A look at the current status of Curiosity at the beginning of sol 2, and what activities to look forward to over the next few sols.
Notes on Curiosity's physical state, future activities, landing site, and other stuff gleaned from the two press briefings conducted at JPL today.
Even a preliminary, low-resolution, low-frame-rate version of Curiosity's descent imager animation of the arrival on Mars contains almost more awesome than I can stand.
In 2008, Mars Reconnaissance Orbiter snapped an amazing photo of Phoenix descending to the surface of Mars under its parachute. Now it's repeated the feat, with Curiosity.
Posted by Emily Lakdawalla on 2012/08/05 01:30 CDT
The Curiosity mission's final pre-landing press briefing wrapped up a short while ago. There wasn't much in the way of news, which is a good thing. Curiosity is healthy. Odyssey is healthy. There's not much left to do but wait.
I just came out of a press briefing at JPL, on the morning of the day before Curiosity's landing. The panel seemed fairly calm -- anxious, certainly, but the happy kind of anxiety that precedes something that could be great.
Mat Kaplan and I recently recorded a couple of videos giving a tour of the science instruments on the Curiosity Mars rover.
JPL has published a schedule for press briefings in the first week of Curiosity's mission on Mars.
Join me and Bill Nye to blow off some steam on Saturday night as we anticipate Curiosity’s landing!

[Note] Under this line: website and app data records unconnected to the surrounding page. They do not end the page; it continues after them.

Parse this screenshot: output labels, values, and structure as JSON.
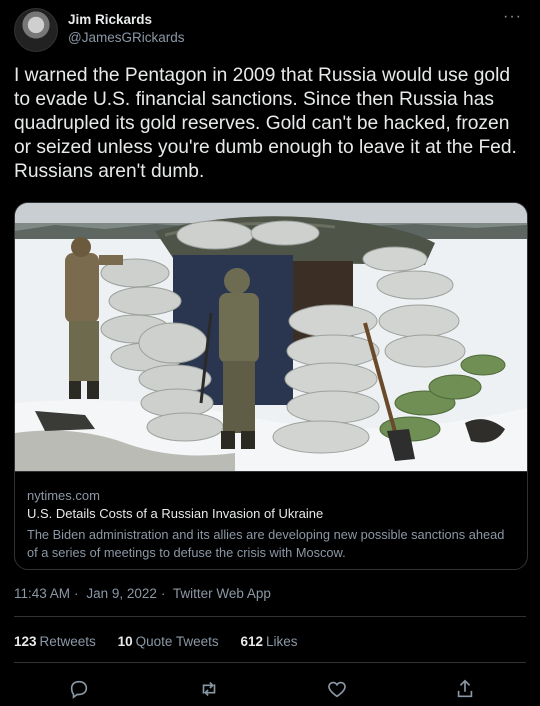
{
  "author": {
    "name": "Jim Rickards",
    "handle": "@JamesGRickards"
  },
  "tweet": {
    "text": "I warned the Pentagon in 2009 that Russia would use gold to evade U.S. financial sanctions. Since then Russia has quadrupled its gold reserves. Gold can't be hacked, frozen or seized unless you're dumb enough to leave it at the Fed. Russians aren't dumb."
  },
  "card": {
    "domain": "nytimes.com",
    "title": "U.S. Details Costs of a Russian Invasion of Ukraine",
    "description": "The Biden administration and its allies are developing new possible sanctions ahead of a series of meetings to defuse the crisis with Moscow."
  },
  "meta": {
    "time": "11:43 AM",
    "date": "Jan 9, 2022",
    "source": "Twitter Web App",
    "separator": "·"
  },
  "stats": {
    "retweets_count": "123",
    "retweets_label": "Retweets",
    "quotes_count": "10",
    "quotes_label": "Quote Tweets",
    "likes_count": "612",
    "likes_label": "Likes"
  },
  "more_glyph": "···",
  "colors": {
    "background": "#000000",
    "text": "#e7e9ea",
    "secondary": "#8b98a5",
    "border": "#2f3336"
  },
  "icons": [
    "more-icon",
    "reply-icon",
    "retweet-icon",
    "like-icon",
    "share-icon"
  ]
}
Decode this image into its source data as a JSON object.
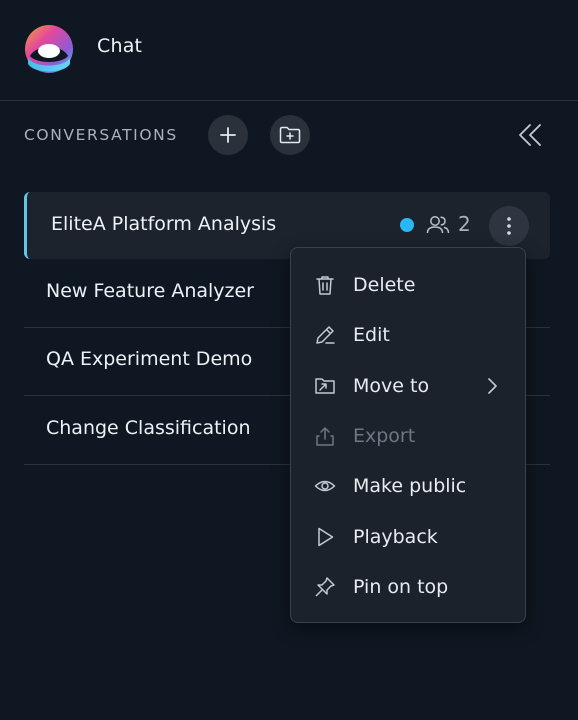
{
  "app": {
    "title": "Chat",
    "logo_icon": "elitea-logo-icon"
  },
  "toolbar": {
    "section_label": "CONVERSATIONS",
    "add_icon": "plus-icon",
    "new_folder_icon": "folder-plus-icon",
    "collapse_icon": "double-chevron-left-icon"
  },
  "conversations": [
    {
      "title": "EliteA Platform Analysis",
      "active": true,
      "status_color": "#29b8f5",
      "participants": "2"
    },
    {
      "title": "New Feature Analyzer"
    },
    {
      "title": "QA Experiment Demo"
    },
    {
      "title": "Change Classification"
    }
  ],
  "menu": {
    "items": [
      {
        "label": "Delete",
        "icon": "trash-icon",
        "enabled": true
      },
      {
        "label": "Edit",
        "icon": "pencil-icon",
        "enabled": true
      },
      {
        "label": "Move to",
        "icon": "folder-move-icon",
        "enabled": true,
        "submenu": true
      },
      {
        "label": "Export",
        "icon": "export-icon",
        "enabled": false
      },
      {
        "label": "Make public",
        "icon": "eye-icon",
        "enabled": true
      },
      {
        "label": "Playback",
        "icon": "play-icon",
        "enabled": true
      },
      {
        "label": "Pin on top",
        "icon": "pin-icon",
        "enabled": true
      }
    ]
  },
  "colors": {
    "background": "#0f1722",
    "active_accent": "#5ec8e6",
    "status_dot": "#29b8f5",
    "menu_background": "#1c222b"
  }
}
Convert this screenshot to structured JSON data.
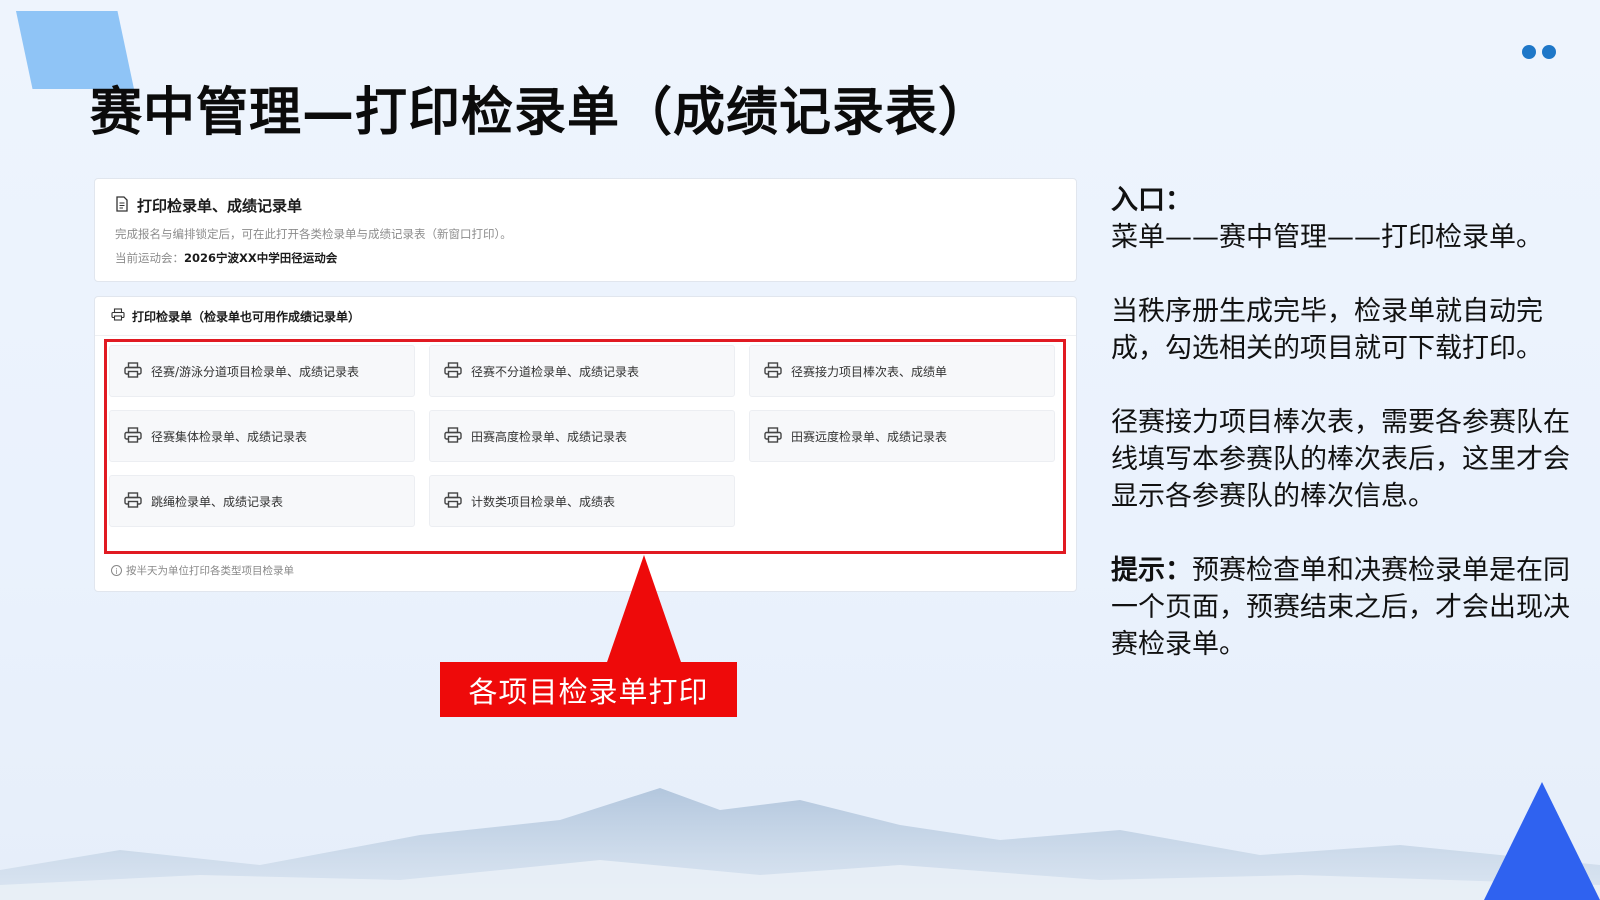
{
  "slide": {
    "title": "赛中管理—打印检录单（成绩记录表）"
  },
  "panel_top": {
    "heading": "打印检录单、成绩记录单",
    "description": "完成报名与编排锁定后，可在此打开各类检录单与成绩记录表（新窗口打印）。",
    "meet_label": "当前运动会：",
    "meet_name": "2026宁波XX中学田径运动会"
  },
  "panel_main": {
    "header": "打印检录单（检录单也可用作成绩记录单）",
    "items": [
      {
        "label": "径赛/游泳分道项目检录单、成绩记录表"
      },
      {
        "label": "径赛不分道检录单、成绩记录表"
      },
      {
        "label": "径赛接力项目棒次表、成绩单"
      },
      {
        "label": "径赛集体检录单、成绩记录表"
      },
      {
        "label": "田赛高度检录单、成绩记录表"
      },
      {
        "label": "田赛远度检录单、成绩记录表"
      },
      {
        "label": "跳绳检录单、成绩记录表"
      },
      {
        "label": "计数类项目检录单、成绩表"
      }
    ],
    "footer_note": "按半天为单位打印各类型项目检录单"
  },
  "callout": {
    "text": "各项目检录单打印"
  },
  "right_text": {
    "entry_label": "入口：",
    "entry_path": "菜单——赛中管理——打印检录单。",
    "para1": "当秩序册生成完毕，检录单就自动完成，勾选相关的项目就可下载打印。",
    "para2": "径赛接力项目棒次表，需要各参赛队在线填写本参赛队的棒次表后，这里才会显示各参赛队的棒次信息。",
    "tip_label": "提示：",
    "tip_text": "预赛检查单和决赛检录单是在同一个页面，预赛结束之后，才会出现决赛检录单。"
  },
  "colors": {
    "highlight_red": "#e11a22",
    "callout_red": "#ee0a0a",
    "accent_blue": "#2f62f0",
    "light_blue": "#8fc4f6",
    "dot_blue": "#1e77c8"
  }
}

In the spirit of such nerdtacular gatherings as W00tstock and LeetUp, we’re having a big party at the Paseo Colorado here in Pasadena to celebrate Curiosity!

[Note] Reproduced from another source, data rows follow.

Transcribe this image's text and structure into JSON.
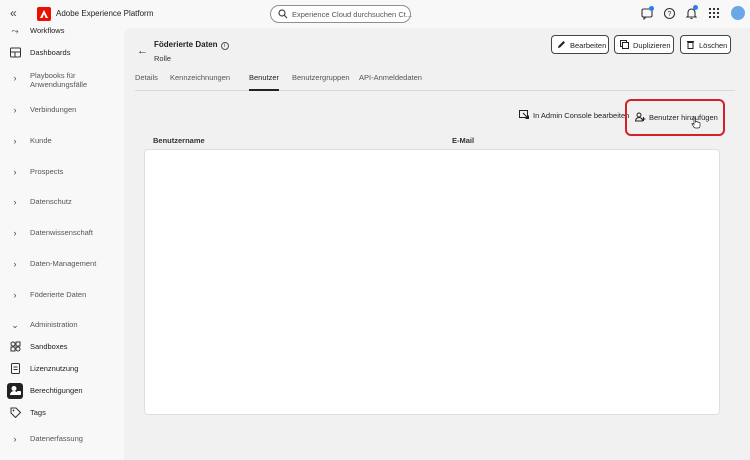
{
  "topbar": {
    "app_title": "Adobe Experience Platform",
    "search_placeholder": "Experience Cloud durchsuchen Ct..."
  },
  "sidebar": {
    "items": [
      {
        "label": "Workflows",
        "icon": "workflow-icon"
      },
      {
        "label": "Dashboards",
        "icon": "dashboard-icon"
      },
      {
        "label": "Playbooks für",
        "label2": "Anwendungsfälle",
        "icon": "chevron-right-icon"
      },
      {
        "label": "Verbindungen",
        "icon": "chevron-right-icon"
      },
      {
        "label": "Kunde",
        "icon": "chevron-right-icon"
      },
      {
        "label": "Prospects",
        "icon": "chevron-right-icon"
      },
      {
        "label": "Datenschutz",
        "icon": "chevron-right-icon"
      },
      {
        "label": "Datenwissenschaft",
        "icon": "chevron-right-icon"
      },
      {
        "label": "Daten-Management",
        "icon": "chevron-right-icon"
      },
      {
        "label": "Föderierte Daten",
        "icon": "chevron-right-icon"
      },
      {
        "label": "Administration",
        "icon": "chevron-down-icon"
      },
      {
        "label": "Sandboxes",
        "icon": "sandbox-icon"
      },
      {
        "label": "Lizenznutzung",
        "icon": "license-icon"
      },
      {
        "label": "Berechtigungen",
        "icon": "permissions-icon",
        "active": true
      },
      {
        "label": "Tags",
        "icon": "tag-icon"
      },
      {
        "label": "Datenerfassung",
        "icon": "chevron-right-icon"
      }
    ]
  },
  "header": {
    "title": "Föderierte Daten",
    "subtitle": "Rolle",
    "edit_label": "Bearbeiten",
    "duplicate_label": "Duplizieren",
    "delete_label": "Löschen"
  },
  "tabs": [
    {
      "label": "Details"
    },
    {
      "label": "Kennzeichnungen"
    },
    {
      "label": "Benutzer",
      "selected": true
    },
    {
      "label": "Benutzergruppen"
    },
    {
      "label": "API-Anmeldedaten"
    }
  ],
  "actions": {
    "admin_console_label": "In Admin Console bearbeiten",
    "add_user_label": "Benutzer hinzufügen"
  },
  "table": {
    "columns": [
      "Benutzername",
      "E-Mail"
    ],
    "rows": []
  },
  "colors": {
    "accent_red": "#d4202a",
    "adobe_red": "#eb1000",
    "notification_blue": "#2680eb"
  }
}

Whether you are a scientist or a layman, if you have ever asked yourself any question about Curiosity, I strongly suggest that you read the newly published press kit!
In which I beg the people working on Curiosity to write about what happens in the coming weeks, even if you never share those writings publicly.